[[ Record extracts open ]]

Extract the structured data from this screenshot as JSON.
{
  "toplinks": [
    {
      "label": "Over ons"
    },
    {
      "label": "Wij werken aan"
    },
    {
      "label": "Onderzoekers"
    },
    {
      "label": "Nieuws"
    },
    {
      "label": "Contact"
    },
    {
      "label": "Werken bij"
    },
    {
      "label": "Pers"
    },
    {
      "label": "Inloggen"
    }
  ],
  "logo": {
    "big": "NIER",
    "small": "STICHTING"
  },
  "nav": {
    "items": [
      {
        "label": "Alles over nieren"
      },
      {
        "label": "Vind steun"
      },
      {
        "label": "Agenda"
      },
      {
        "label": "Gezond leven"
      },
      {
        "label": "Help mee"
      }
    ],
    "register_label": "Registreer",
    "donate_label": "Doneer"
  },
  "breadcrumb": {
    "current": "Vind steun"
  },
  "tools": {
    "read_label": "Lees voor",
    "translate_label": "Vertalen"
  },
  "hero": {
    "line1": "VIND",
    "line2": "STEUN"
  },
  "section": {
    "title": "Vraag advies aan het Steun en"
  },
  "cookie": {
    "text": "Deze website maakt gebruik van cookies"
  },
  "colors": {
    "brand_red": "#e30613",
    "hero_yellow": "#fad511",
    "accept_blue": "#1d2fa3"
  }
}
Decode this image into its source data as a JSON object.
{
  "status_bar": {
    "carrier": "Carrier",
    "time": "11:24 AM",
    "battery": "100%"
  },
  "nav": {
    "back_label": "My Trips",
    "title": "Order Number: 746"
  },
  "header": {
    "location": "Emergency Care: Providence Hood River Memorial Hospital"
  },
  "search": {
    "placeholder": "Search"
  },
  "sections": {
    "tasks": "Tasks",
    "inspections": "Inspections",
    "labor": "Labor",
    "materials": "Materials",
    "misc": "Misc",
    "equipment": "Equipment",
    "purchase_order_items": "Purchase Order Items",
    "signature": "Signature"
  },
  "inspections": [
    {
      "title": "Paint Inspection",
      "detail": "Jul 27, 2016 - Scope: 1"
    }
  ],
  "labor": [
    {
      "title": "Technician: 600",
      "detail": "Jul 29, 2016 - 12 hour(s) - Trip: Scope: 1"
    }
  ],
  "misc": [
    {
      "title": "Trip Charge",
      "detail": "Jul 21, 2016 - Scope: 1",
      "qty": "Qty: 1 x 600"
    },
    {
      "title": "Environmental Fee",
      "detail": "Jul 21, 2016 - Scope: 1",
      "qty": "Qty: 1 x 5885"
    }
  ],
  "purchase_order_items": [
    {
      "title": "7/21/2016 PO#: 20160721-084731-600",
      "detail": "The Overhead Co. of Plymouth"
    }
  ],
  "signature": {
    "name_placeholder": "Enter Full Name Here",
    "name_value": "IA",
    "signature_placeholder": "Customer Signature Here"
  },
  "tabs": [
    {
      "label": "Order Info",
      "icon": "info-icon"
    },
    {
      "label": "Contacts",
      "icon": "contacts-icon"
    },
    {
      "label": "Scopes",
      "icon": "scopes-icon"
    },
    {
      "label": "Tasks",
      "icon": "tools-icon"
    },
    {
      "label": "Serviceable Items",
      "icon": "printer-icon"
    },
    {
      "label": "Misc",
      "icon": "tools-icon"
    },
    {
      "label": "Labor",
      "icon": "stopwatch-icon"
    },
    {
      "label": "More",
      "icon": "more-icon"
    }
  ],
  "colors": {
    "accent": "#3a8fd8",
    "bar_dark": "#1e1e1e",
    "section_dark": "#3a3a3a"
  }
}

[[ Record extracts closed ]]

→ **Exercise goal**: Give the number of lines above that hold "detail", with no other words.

→ **Worked solution**: 5